**Description of the task:** What lines of the data below hold "JSON"? Show them.
——————
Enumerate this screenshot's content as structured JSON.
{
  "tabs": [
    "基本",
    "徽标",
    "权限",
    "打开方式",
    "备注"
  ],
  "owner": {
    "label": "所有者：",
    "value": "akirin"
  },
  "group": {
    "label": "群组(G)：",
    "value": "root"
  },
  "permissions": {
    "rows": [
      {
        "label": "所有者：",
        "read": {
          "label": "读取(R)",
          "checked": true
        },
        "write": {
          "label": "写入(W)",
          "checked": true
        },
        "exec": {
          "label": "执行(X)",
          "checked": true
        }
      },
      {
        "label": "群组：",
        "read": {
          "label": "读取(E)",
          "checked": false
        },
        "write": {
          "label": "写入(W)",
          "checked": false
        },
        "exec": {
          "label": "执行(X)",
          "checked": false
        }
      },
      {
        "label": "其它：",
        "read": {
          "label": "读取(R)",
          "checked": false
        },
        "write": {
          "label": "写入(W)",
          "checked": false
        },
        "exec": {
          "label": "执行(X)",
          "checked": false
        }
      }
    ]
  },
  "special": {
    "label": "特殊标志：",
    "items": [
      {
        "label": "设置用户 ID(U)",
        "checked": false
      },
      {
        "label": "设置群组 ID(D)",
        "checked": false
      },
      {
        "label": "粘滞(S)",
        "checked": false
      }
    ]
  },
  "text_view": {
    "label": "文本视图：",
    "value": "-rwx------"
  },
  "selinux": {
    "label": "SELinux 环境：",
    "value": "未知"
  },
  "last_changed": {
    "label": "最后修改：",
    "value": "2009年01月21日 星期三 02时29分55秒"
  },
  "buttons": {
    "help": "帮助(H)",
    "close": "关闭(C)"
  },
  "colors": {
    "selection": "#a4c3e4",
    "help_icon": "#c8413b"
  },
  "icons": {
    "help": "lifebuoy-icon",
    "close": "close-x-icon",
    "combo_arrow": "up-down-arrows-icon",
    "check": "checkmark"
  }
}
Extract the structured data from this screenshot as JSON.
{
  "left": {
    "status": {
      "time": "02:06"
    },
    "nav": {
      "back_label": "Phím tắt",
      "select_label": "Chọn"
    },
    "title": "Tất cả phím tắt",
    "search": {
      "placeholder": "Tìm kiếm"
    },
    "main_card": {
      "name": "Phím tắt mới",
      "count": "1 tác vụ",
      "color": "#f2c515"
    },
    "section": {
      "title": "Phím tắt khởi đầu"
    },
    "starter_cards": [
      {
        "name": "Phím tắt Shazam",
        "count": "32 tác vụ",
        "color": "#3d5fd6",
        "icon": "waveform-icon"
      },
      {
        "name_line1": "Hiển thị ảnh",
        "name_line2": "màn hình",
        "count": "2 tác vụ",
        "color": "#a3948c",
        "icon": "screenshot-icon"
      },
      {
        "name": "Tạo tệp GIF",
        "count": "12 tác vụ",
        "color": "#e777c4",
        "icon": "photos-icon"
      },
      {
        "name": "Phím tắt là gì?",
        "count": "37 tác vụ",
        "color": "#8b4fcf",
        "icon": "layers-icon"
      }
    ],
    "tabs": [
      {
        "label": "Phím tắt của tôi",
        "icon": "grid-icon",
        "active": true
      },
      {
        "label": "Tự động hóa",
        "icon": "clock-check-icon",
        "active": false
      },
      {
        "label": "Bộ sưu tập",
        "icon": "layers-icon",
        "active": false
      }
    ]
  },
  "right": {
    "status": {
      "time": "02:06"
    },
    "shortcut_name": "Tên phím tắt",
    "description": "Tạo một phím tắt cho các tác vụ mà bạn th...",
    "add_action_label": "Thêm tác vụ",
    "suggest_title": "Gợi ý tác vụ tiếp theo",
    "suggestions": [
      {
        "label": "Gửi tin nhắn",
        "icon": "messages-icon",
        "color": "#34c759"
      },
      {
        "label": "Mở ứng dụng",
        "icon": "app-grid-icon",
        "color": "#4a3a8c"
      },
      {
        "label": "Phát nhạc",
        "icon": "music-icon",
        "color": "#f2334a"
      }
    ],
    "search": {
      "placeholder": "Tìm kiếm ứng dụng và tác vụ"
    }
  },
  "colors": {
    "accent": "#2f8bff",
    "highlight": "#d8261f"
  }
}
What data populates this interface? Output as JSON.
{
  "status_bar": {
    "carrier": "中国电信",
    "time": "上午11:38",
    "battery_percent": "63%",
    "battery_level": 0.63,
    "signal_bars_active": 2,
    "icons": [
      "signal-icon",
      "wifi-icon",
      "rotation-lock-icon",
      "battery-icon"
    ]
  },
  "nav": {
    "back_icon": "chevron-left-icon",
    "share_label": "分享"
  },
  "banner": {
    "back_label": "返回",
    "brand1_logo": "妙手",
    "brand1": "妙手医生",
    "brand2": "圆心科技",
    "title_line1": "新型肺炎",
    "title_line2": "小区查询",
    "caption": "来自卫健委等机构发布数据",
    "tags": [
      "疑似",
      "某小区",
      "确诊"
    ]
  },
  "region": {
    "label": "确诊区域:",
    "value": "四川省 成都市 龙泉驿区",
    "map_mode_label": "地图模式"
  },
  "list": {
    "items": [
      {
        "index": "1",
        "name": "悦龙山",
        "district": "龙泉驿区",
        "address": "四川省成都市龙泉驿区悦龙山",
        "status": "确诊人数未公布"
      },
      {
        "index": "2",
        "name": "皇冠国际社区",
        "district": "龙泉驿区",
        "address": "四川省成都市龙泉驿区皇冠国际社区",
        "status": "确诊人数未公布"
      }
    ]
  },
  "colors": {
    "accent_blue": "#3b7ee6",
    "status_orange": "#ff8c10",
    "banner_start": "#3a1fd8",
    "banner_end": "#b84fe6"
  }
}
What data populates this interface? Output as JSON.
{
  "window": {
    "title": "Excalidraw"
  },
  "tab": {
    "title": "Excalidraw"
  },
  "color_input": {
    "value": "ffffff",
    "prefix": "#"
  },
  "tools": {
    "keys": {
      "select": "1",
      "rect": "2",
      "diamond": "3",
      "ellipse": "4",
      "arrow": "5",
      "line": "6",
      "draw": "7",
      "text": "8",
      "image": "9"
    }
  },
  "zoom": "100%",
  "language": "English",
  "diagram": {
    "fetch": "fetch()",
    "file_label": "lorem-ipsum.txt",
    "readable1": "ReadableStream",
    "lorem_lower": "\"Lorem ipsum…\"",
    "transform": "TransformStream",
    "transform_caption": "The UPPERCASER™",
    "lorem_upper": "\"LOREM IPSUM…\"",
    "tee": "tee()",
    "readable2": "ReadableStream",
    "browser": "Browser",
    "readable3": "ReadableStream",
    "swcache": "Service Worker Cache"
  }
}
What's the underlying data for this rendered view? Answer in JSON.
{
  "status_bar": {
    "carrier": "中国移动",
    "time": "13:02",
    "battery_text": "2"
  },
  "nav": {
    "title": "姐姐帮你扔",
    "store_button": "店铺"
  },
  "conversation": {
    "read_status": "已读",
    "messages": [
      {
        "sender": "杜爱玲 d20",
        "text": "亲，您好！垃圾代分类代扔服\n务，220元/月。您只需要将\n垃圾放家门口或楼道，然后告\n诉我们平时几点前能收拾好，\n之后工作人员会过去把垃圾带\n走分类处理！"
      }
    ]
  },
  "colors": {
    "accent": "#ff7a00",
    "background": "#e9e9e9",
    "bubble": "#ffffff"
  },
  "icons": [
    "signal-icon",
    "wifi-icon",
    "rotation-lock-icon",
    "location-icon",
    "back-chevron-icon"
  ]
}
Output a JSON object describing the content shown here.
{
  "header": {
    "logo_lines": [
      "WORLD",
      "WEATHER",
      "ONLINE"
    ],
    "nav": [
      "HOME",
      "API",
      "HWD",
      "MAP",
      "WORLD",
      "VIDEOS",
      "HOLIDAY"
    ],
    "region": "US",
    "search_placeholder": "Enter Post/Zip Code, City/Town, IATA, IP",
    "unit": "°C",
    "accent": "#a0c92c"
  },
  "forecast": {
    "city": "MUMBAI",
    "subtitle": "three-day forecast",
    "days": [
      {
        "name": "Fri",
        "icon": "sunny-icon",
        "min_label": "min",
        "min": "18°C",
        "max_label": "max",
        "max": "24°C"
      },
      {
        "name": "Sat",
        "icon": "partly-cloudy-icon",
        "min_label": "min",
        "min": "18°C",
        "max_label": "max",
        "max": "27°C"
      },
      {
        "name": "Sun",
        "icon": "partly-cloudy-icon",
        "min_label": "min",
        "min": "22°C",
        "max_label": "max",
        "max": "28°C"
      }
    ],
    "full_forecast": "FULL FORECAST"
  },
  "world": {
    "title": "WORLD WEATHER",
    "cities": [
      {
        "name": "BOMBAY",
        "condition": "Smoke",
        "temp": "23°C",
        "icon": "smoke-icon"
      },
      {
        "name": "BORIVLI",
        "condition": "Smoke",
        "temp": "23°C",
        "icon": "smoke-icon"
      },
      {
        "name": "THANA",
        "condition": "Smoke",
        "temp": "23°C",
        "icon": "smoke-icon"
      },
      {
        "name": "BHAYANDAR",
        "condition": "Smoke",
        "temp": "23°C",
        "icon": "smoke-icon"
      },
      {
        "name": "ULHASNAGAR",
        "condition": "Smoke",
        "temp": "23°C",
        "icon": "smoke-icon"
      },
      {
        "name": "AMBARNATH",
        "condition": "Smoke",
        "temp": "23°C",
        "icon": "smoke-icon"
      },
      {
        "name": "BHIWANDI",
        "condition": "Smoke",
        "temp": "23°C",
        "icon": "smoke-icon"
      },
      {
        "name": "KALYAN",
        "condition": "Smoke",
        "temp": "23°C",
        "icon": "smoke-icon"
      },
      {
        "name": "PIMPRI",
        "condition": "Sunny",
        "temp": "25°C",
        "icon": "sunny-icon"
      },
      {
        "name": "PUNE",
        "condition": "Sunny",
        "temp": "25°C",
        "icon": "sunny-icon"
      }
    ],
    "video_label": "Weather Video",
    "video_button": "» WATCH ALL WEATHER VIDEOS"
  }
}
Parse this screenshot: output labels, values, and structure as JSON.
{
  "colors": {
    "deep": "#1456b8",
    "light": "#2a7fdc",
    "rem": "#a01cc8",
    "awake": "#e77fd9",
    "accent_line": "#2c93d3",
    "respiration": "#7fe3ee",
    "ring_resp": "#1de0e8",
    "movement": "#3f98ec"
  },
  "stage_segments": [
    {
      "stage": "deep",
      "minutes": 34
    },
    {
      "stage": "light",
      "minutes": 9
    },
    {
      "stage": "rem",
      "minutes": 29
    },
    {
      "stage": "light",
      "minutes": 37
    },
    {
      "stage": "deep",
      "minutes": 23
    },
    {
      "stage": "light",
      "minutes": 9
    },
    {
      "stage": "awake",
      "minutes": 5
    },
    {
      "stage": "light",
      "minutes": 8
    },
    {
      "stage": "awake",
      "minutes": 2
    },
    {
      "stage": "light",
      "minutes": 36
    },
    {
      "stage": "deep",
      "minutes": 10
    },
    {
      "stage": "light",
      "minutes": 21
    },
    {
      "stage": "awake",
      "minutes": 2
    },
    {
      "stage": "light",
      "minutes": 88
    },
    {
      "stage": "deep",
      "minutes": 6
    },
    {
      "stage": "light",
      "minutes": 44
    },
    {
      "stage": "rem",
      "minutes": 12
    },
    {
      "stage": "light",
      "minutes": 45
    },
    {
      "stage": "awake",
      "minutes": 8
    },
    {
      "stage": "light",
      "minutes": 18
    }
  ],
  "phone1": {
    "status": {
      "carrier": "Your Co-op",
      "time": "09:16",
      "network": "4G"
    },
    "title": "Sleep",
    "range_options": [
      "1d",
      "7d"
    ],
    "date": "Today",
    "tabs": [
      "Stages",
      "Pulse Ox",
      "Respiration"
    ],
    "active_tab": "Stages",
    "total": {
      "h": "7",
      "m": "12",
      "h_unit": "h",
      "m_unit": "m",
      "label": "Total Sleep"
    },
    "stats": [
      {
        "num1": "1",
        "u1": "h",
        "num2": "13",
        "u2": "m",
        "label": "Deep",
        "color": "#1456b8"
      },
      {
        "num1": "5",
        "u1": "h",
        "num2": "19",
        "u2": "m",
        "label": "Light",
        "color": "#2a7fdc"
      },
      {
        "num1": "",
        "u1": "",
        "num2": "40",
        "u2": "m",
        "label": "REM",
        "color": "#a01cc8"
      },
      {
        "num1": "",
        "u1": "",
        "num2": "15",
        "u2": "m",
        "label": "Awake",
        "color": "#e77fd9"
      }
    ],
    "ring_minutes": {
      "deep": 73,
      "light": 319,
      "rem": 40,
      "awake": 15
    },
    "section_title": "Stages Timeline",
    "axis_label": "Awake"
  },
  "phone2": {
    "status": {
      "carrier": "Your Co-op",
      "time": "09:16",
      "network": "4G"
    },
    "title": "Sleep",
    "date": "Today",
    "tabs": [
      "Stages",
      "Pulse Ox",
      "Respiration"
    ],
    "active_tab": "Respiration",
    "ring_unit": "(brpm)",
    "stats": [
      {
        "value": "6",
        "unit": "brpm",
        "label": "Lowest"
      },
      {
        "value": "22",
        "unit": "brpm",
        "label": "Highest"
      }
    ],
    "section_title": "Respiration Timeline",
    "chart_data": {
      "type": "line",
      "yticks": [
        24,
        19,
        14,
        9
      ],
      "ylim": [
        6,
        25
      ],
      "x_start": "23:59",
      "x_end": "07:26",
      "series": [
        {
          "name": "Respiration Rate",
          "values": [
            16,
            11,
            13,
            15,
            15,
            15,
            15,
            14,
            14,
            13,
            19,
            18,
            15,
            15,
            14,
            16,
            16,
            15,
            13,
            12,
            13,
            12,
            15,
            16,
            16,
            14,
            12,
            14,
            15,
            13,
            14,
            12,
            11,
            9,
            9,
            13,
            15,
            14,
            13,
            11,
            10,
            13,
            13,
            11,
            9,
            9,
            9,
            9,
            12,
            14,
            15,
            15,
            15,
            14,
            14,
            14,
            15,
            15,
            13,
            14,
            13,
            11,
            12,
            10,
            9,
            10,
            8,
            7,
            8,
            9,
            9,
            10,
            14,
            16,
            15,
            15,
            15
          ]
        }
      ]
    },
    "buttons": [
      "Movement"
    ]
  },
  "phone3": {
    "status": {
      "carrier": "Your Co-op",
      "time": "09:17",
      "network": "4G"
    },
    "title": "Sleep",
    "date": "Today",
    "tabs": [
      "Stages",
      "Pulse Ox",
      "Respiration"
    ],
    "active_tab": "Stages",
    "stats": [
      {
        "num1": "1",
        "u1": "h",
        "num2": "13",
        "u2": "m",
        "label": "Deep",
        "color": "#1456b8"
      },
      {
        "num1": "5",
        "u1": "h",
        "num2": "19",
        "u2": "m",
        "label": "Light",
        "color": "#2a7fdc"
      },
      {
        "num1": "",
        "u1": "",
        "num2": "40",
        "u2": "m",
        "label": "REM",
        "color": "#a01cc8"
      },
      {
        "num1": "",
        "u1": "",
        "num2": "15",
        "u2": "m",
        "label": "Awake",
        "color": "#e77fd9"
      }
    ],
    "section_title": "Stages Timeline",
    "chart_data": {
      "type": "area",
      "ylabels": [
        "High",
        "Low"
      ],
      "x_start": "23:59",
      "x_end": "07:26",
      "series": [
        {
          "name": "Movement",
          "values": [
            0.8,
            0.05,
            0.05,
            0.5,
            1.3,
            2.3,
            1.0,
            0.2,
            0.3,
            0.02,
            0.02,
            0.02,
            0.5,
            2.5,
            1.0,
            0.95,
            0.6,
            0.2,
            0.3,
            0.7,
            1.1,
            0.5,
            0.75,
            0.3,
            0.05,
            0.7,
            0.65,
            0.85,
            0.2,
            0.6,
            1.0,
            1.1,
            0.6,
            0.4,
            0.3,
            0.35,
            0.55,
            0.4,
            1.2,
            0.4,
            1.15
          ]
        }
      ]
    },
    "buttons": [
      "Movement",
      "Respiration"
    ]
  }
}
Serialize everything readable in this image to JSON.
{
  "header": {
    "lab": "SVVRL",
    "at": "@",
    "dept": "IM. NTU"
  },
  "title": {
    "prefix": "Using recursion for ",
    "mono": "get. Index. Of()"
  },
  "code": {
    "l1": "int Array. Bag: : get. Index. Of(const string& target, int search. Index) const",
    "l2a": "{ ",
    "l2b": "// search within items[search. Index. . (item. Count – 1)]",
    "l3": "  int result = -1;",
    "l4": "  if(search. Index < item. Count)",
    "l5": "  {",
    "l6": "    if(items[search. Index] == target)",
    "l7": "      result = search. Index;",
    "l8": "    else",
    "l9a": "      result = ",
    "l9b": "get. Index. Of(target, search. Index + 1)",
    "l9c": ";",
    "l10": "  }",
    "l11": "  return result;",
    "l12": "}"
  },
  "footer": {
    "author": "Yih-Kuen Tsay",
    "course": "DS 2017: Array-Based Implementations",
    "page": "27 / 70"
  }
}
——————
**Answer area:**
Enumerate this screenshot's content as structured JSON.
Extract the structured data from this screenshot as JSON.
What data populates this interface? Output as JSON.
What data populates this interface? Output as JSON.
What's the underlying data for this rendered view? Answer in JSON.
Output a JSON object describing the content shown here.
Parse this screenshot: output labels, values, and structure as JSON.
Serialize everything readable in this image to JSON.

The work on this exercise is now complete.